**What you are asked to do:** Return all of the data exactly, with nothing left out but the pictures.

**Record excerpts:**
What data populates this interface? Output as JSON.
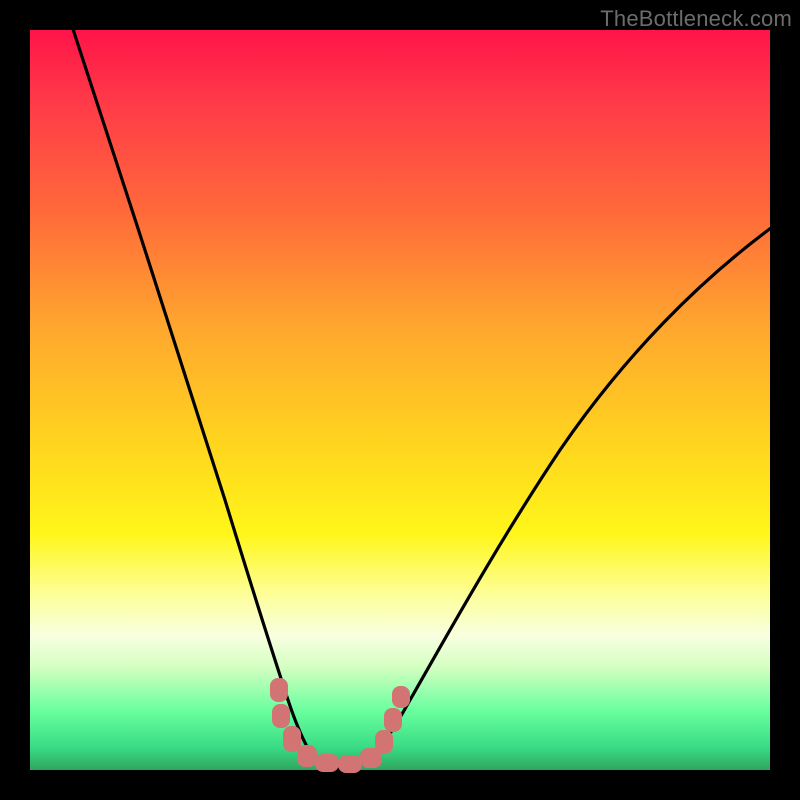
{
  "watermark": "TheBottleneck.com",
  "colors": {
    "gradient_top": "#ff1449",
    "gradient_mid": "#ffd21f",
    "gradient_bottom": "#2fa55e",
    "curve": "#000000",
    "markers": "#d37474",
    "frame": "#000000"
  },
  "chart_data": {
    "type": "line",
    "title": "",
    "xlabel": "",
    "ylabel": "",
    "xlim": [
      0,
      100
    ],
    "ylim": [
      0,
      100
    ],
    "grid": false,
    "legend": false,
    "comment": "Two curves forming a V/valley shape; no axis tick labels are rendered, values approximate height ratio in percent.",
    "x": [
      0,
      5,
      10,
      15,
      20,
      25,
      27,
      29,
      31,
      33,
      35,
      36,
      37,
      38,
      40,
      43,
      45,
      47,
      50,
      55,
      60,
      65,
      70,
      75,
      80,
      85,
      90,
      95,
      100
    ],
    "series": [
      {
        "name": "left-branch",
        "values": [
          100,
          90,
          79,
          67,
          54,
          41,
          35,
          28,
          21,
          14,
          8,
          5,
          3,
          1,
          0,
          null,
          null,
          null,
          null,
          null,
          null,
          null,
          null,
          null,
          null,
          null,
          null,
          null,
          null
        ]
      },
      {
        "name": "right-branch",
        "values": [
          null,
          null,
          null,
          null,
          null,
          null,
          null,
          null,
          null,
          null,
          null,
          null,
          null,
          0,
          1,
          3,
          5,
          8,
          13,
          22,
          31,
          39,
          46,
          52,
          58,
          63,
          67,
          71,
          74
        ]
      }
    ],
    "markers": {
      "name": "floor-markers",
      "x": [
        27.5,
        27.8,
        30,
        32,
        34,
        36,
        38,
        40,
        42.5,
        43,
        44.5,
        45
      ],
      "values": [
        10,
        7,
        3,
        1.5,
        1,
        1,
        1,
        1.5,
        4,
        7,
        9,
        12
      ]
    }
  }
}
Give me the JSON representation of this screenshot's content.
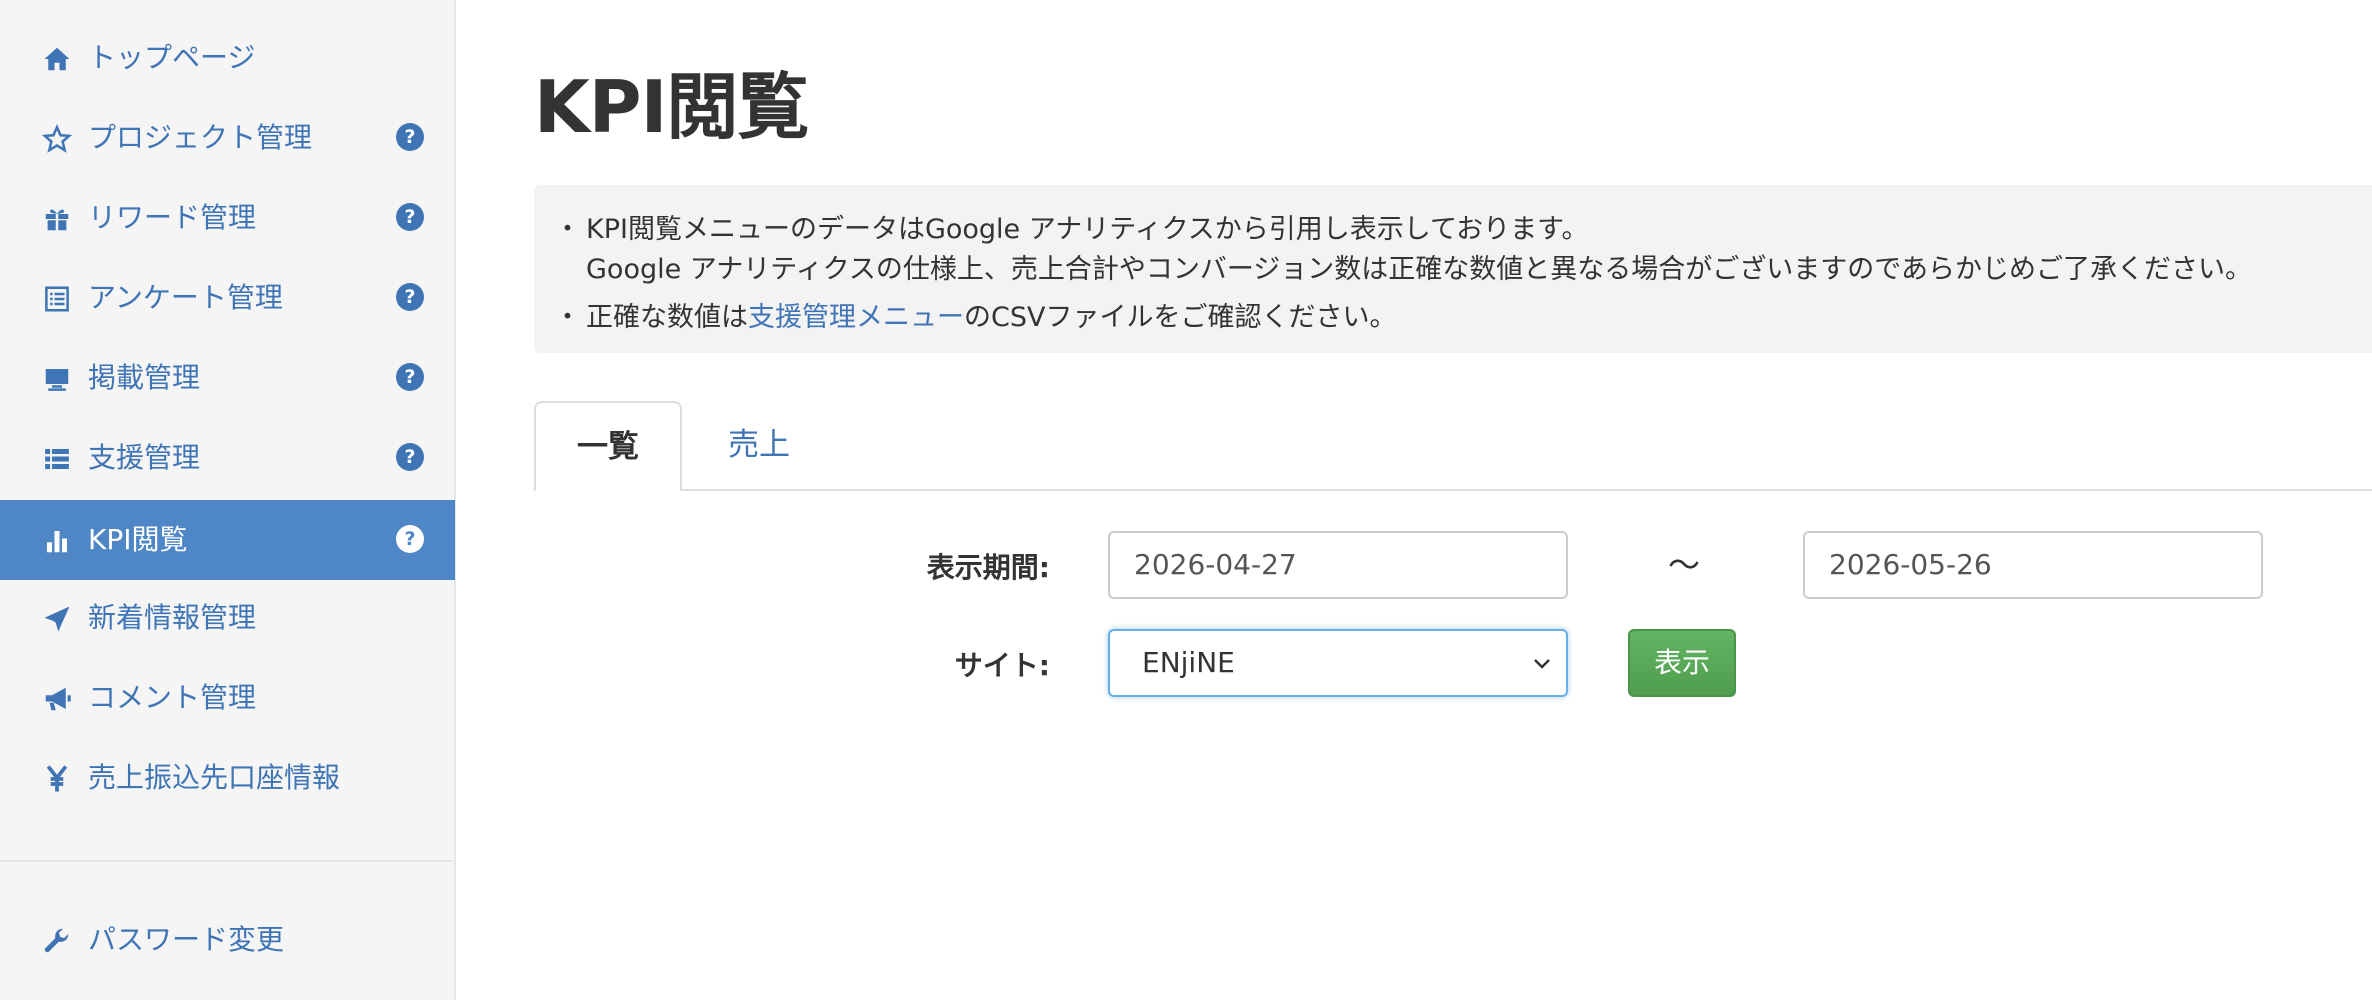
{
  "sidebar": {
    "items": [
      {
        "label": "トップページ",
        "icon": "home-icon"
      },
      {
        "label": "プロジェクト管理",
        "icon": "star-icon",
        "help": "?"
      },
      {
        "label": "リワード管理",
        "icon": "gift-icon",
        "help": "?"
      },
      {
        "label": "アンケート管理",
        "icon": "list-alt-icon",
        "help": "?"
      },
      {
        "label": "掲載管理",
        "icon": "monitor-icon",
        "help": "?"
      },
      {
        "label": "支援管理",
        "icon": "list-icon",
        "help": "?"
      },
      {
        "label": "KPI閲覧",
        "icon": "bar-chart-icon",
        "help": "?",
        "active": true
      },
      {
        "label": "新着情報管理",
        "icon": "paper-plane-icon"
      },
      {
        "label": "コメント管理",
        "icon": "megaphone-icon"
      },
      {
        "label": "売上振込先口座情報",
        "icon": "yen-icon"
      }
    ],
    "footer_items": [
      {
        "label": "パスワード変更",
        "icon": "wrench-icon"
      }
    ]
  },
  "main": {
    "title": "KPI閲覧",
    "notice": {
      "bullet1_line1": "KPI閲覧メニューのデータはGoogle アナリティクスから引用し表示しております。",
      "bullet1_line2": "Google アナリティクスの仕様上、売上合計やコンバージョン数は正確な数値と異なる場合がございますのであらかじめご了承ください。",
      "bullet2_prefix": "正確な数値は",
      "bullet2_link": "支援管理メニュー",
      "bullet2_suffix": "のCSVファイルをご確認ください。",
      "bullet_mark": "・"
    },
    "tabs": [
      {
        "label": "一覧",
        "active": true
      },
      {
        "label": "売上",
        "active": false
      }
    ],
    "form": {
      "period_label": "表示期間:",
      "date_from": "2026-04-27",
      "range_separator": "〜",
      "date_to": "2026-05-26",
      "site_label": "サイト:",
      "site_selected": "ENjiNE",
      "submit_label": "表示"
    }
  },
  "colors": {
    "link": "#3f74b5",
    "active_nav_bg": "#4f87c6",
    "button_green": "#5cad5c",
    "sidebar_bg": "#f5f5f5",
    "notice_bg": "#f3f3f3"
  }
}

**Reply:**
What data populates this interface? Output as JSON.
{
  "watermark": "TheBottleneck.com",
  "colors": {
    "gradient_top": "#ff1449",
    "gradient_mid": "#ffd21f",
    "gradient_bottom": "#2fa55e",
    "curve": "#000000",
    "markers": "#d37474",
    "frame": "#000000"
  },
  "chart_data": {
    "type": "line",
    "title": "",
    "xlabel": "",
    "ylabel": "",
    "xlim": [
      0,
      100
    ],
    "ylim": [
      0,
      100
    ],
    "grid": false,
    "legend": false,
    "comment": "Two curves forming a V/valley shape; no axis tick labels are rendered, values approximate height ratio in percent.",
    "x": [
      0,
      5,
      10,
      15,
      20,
      25,
      27,
      29,
      31,
      33,
      35,
      36,
      37,
      38,
      40,
      43,
      45,
      47,
      50,
      55,
      60,
      65,
      70,
      75,
      80,
      85,
      90,
      95,
      100
    ],
    "series": [
      {
        "name": "left-branch",
        "values": [
          100,
          90,
          79,
          67,
          54,
          41,
          35,
          28,
          21,
          14,
          8,
          5,
          3,
          1,
          0,
          null,
          null,
          null,
          null,
          null,
          null,
          null,
          null,
          null,
          null,
          null,
          null,
          null,
          null
        ]
      },
      {
        "name": "right-branch",
        "values": [
          null,
          null,
          null,
          null,
          null,
          null,
          null,
          null,
          null,
          null,
          null,
          null,
          null,
          0,
          1,
          3,
          5,
          8,
          13,
          22,
          31,
          39,
          46,
          52,
          58,
          63,
          67,
          71,
          74
        ]
      }
    ],
    "markers": {
      "name": "floor-markers",
      "x": [
        27.5,
        27.8,
        30,
        32,
        34,
        36,
        38,
        40,
        42.5,
        43,
        44.5,
        45
      ],
      "values": [
        10,
        7,
        3,
        1.5,
        1,
        1,
        1,
        1.5,
        4,
        7,
        9,
        12
      ]
    }
  }
}
Give me the JSON representation of this screenshot's content.
{
  "sidebar": {
    "items": [
      {
        "label": "トップページ",
        "icon": "home-icon"
      },
      {
        "label": "プロジェクト管理",
        "icon": "star-icon",
        "help": "?"
      },
      {
        "label": "リワード管理",
        "icon": "gift-icon",
        "help": "?"
      },
      {
        "label": "アンケート管理",
        "icon": "list-alt-icon",
        "help": "?"
      },
      {
        "label": "掲載管理",
        "icon": "monitor-icon",
        "help": "?"
      },
      {
        "label": "支援管理",
        "icon": "list-icon",
        "help": "?"
      },
      {
        "label": "KPI閲覧",
        "icon": "bar-chart-icon",
        "help": "?",
        "active": true
      },
      {
        "label": "新着情報管理",
        "icon": "paper-plane-icon"
      },
      {
        "label": "コメント管理",
        "icon": "megaphone-icon"
      },
      {
        "label": "売上振込先口座情報",
        "icon": "yen-icon"
      }
    ],
    "footer_items": [
      {
        "label": "パスワード変更",
        "icon": "wrench-icon"
      }
    ]
  },
  "main": {
    "title": "KPI閲覧",
    "notice": {
      "bullet1_line1": "KPI閲覧メニューのデータはGoogle アナリティクスから引用し表示しております。",
      "bullet1_line2": "Google アナリティクスの仕様上、売上合計やコンバージョン数は正確な数値と異なる場合がございますのであらかじめご了承ください。",
      "bullet2_prefix": "正確な数値は",
      "bullet2_link": "支援管理メニュー",
      "bullet2_suffix": "のCSVファイルをご確認ください。",
      "bullet_mark": "・"
    },
    "tabs": [
      {
        "label": "一覧",
        "active": true
      },
      {
        "label": "売上",
        "active": false
      }
    ],
    "form": {
      "period_label": "表示期間:",
      "date_from": "2026-04-27",
      "range_separator": "〜",
      "date_to": "2026-05-26",
      "site_label": "サイト:",
      "site_selected": "ENjiNE",
      "submit_label": "表示"
    }
  },
  "colors": {
    "link": "#3f74b5",
    "active_nav_bg": "#4f87c6",
    "button_green": "#5cad5c",
    "sidebar_bg": "#f5f5f5",
    "notice_bg": "#f3f3f3"
  }
}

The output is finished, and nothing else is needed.